▶ **Task description**
Here the job is to print all of the entries below verbatim and leave out any picture.

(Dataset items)
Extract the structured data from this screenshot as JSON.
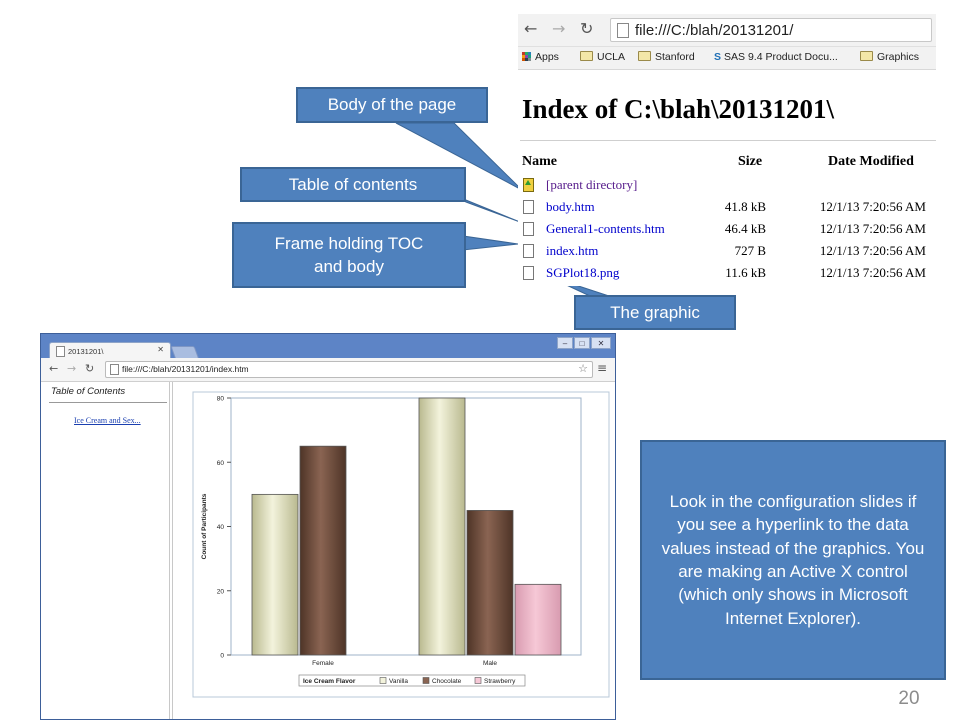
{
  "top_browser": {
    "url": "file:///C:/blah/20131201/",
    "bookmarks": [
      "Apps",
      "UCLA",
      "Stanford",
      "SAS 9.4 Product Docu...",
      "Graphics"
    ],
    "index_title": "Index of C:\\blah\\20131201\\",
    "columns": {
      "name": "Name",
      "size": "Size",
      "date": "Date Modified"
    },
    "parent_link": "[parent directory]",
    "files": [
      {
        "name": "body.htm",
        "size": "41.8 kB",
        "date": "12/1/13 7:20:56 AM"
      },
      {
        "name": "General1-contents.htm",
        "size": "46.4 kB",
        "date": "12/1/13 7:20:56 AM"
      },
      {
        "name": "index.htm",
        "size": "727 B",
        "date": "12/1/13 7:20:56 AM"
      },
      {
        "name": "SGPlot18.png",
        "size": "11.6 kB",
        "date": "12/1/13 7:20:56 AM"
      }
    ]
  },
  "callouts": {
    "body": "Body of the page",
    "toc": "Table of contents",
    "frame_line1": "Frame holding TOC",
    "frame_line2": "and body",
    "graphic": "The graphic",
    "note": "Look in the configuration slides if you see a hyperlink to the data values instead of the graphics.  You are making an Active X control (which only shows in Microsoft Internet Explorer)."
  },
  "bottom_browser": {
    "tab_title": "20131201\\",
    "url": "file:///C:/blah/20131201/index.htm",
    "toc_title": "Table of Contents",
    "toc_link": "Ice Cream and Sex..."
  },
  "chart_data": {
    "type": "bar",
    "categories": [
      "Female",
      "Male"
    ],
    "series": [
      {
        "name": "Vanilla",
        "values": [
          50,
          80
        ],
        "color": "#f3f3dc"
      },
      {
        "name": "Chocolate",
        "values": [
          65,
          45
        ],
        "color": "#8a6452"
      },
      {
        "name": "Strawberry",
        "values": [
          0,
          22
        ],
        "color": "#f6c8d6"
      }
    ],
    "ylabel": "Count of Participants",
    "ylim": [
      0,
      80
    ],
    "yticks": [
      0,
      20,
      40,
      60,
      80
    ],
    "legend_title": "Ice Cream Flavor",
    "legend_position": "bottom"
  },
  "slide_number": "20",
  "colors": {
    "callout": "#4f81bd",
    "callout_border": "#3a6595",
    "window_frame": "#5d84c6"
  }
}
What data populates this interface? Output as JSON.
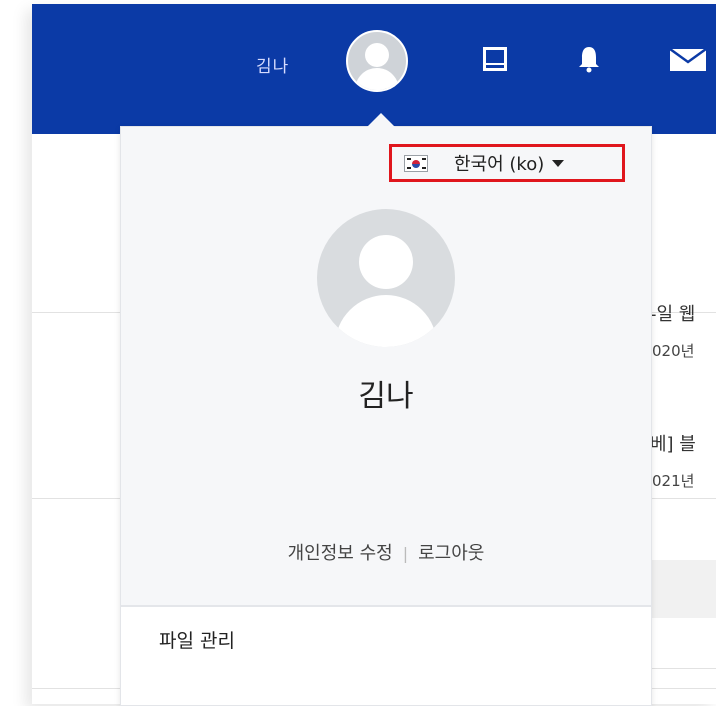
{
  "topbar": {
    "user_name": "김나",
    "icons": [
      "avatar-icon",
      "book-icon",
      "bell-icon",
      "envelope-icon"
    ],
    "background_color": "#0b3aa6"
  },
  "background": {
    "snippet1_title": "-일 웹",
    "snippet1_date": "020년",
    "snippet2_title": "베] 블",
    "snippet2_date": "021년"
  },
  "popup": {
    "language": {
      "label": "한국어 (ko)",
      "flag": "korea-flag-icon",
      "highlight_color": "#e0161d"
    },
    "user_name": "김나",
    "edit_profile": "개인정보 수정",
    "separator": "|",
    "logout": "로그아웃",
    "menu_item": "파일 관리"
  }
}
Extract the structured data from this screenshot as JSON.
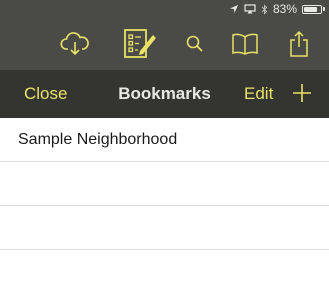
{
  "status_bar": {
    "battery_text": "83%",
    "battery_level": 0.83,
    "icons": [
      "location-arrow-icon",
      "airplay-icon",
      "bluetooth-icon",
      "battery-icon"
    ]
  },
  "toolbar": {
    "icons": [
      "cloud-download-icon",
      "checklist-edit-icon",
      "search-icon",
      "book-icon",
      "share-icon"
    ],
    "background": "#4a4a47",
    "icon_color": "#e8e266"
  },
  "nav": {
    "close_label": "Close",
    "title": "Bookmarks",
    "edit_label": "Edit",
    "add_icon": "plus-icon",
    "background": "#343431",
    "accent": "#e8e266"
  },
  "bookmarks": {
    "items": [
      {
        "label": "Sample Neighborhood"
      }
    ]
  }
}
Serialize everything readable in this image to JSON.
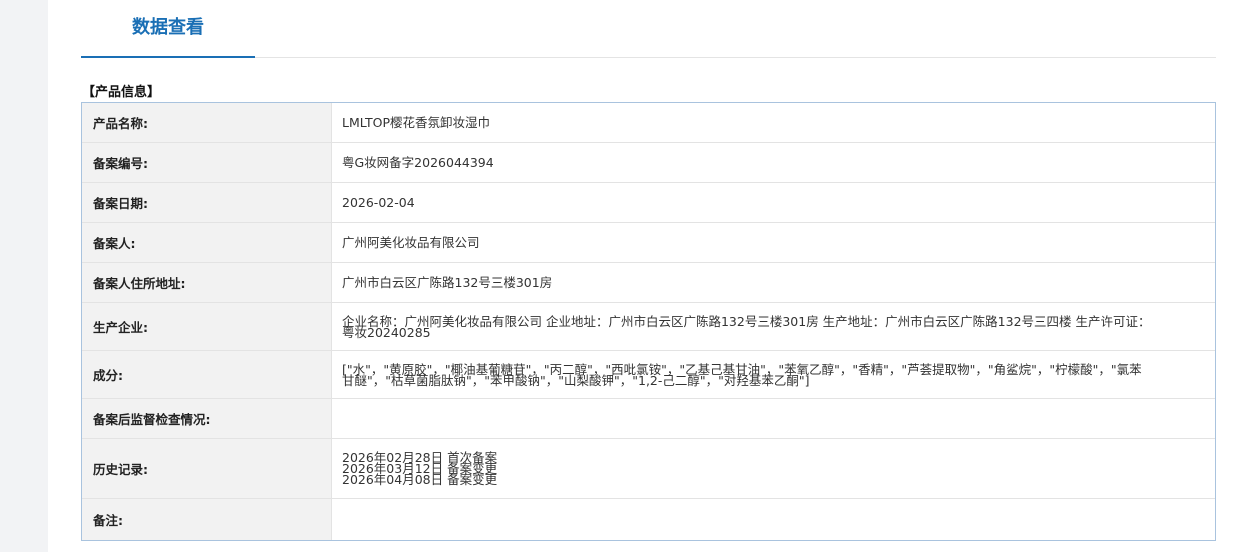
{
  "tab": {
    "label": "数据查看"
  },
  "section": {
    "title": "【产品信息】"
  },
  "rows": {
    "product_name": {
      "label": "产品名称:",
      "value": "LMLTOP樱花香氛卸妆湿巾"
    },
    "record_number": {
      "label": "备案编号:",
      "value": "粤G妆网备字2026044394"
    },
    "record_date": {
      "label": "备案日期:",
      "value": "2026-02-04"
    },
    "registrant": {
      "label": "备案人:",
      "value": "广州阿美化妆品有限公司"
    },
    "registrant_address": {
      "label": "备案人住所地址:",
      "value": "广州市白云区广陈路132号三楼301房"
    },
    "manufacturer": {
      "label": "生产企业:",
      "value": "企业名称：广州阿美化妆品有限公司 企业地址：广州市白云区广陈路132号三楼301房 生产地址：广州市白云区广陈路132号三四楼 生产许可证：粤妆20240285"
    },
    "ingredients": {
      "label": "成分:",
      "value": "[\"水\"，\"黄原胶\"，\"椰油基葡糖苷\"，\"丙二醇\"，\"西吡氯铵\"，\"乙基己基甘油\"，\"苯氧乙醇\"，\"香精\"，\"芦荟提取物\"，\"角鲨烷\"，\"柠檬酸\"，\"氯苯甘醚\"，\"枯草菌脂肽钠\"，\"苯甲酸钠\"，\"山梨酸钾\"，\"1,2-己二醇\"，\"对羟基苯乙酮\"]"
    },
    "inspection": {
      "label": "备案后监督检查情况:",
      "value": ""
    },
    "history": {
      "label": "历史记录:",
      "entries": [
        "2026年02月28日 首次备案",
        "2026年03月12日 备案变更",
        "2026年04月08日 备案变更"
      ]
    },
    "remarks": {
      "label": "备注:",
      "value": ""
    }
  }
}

▶ **Answer below**
Extract the structured data from this screenshot as JSON.
{
  "top_browser": {
    "url": "file:///C:/blah/20131201/",
    "bookmarks": [
      "Apps",
      "UCLA",
      "Stanford",
      "SAS 9.4 Product Docu...",
      "Graphics"
    ],
    "index_title": "Index of C:\\blah\\20131201\\",
    "columns": {
      "name": "Name",
      "size": "Size",
      "date": "Date Modified"
    },
    "parent_link": "[parent directory]",
    "files": [
      {
        "name": "body.htm",
        "size": "41.8 kB",
        "date": "12/1/13 7:20:56 AM"
      },
      {
        "name": "General1-contents.htm",
        "size": "46.4 kB",
        "date": "12/1/13 7:20:56 AM"
      },
      {
        "name": "index.htm",
        "size": "727 B",
        "date": "12/1/13 7:20:56 AM"
      },
      {
        "name": "SGPlot18.png",
        "size": "11.6 kB",
        "date": "12/1/13 7:20:56 AM"
      }
    ]
  },
  "callouts": {
    "body": "Body of the page",
    "toc": "Table of contents",
    "frame_line1": "Frame holding TOC",
    "frame_line2": "and body",
    "graphic": "The graphic",
    "note": "Look in the configuration slides if you see a hyperlink to the data values instead of the graphics.  You are making an Active X control (which only shows in Microsoft Internet Explorer)."
  },
  "bottom_browser": {
    "tab_title": "20131201\\",
    "url": "file:///C:/blah/20131201/index.htm",
    "toc_title": "Table of Contents",
    "toc_link": "Ice Cream and Sex..."
  },
  "chart_data": {
    "type": "bar",
    "categories": [
      "Female",
      "Male"
    ],
    "series": [
      {
        "name": "Vanilla",
        "values": [
          50,
          80
        ],
        "color": "#f3f3dc"
      },
      {
        "name": "Chocolate",
        "values": [
          65,
          45
        ],
        "color": "#8a6452"
      },
      {
        "name": "Strawberry",
        "values": [
          0,
          22
        ],
        "color": "#f6c8d6"
      }
    ],
    "ylabel": "Count of Participants",
    "ylim": [
      0,
      80
    ],
    "yticks": [
      0,
      20,
      40,
      60,
      80
    ],
    "legend_title": "Ice Cream Flavor",
    "legend_position": "bottom"
  },
  "slide_number": "20",
  "colors": {
    "callout": "#4f81bd",
    "callout_border": "#3a6595",
    "window_frame": "#5d84c6"
  }
}
What data populates this interface? Output as JSON.
{
  "topbar": {
    "user_name": "김나",
    "icons": [
      "avatar-icon",
      "book-icon",
      "bell-icon",
      "envelope-icon"
    ],
    "background_color": "#0b3aa6"
  },
  "background": {
    "snippet1_title": "-일 웹",
    "snippet1_date": "020년",
    "snippet2_title": "베] 블",
    "snippet2_date": "021년"
  },
  "popup": {
    "language": {
      "label": "한국어 (ko)",
      "flag": "korea-flag-icon",
      "highlight_color": "#e0161d"
    },
    "user_name": "김나",
    "edit_profile": "개인정보 수정",
    "separator": "|",
    "logout": "로그아웃",
    "menu_item": "파일 관리"
  }
}
Extract the structured data from this screenshot as JSON.
{
  "status_bar": {
    "battery_text": "83%",
    "battery_level": 0.83,
    "icons": [
      "location-arrow-icon",
      "airplay-icon",
      "bluetooth-icon",
      "battery-icon"
    ]
  },
  "toolbar": {
    "icons": [
      "cloud-download-icon",
      "checklist-edit-icon",
      "search-icon",
      "book-icon",
      "share-icon"
    ],
    "background": "#4a4a47",
    "icon_color": "#e8e266"
  },
  "nav": {
    "close_label": "Close",
    "title": "Bookmarks",
    "edit_label": "Edit",
    "add_icon": "plus-icon",
    "background": "#343431",
    "accent": "#e8e266"
  },
  "bookmarks": {
    "items": [
      {
        "label": "Sample Neighborhood"
      }
    ]
  }
}
Serialize everything readable in this image to JSON.
{
  "tab": {
    "label": "数据查看"
  },
  "section": {
    "title": "【产品信息】"
  },
  "rows": {
    "product_name": {
      "label": "产品名称:",
      "value": "LMLTOP樱花香氛卸妆湿巾"
    },
    "record_number": {
      "label": "备案编号:",
      "value": "粤G妆网备字2026044394"
    },
    "record_date": {
      "label": "备案日期:",
      "value": "2026-02-04"
    },
    "registrant": {
      "label": "备案人:",
      "value": "广州阿美化妆品有限公司"
    },
    "registrant_address": {
      "label": "备案人住所地址:",
      "value": "广州市白云区广陈路132号三楼301房"
    },
    "manufacturer": {
      "label": "生产企业:",
      "value": "企业名称：广州阿美化妆品有限公司 企业地址：广州市白云区广陈路132号三楼301房 生产地址：广州市白云区广陈路132号三四楼 生产许可证：粤妆20240285"
    },
    "ingredients": {
      "label": "成分:",
      "value": "[\"水\"，\"黄原胶\"，\"椰油基葡糖苷\"，\"丙二醇\"，\"西吡氯铵\"，\"乙基己基甘油\"，\"苯氧乙醇\"，\"香精\"，\"芦荟提取物\"，\"角鲨烷\"，\"柠檬酸\"，\"氯苯甘醚\"，\"枯草菌脂肽钠\"，\"苯甲酸钠\"，\"山梨酸钾\"，\"1,2-己二醇\"，\"对羟基苯乙酮\"]"
    },
    "inspection": {
      "label": "备案后监督检查情况:",
      "value": ""
    },
    "history": {
      "label": "历史记录:",
      "entries": [
        "2026年02月28日 首次备案",
        "2026年03月12日 备案变更",
        "2026年04月08日 备案变更"
      ]
    },
    "remarks": {
      "label": "备注:",
      "value": ""
    }
  }
}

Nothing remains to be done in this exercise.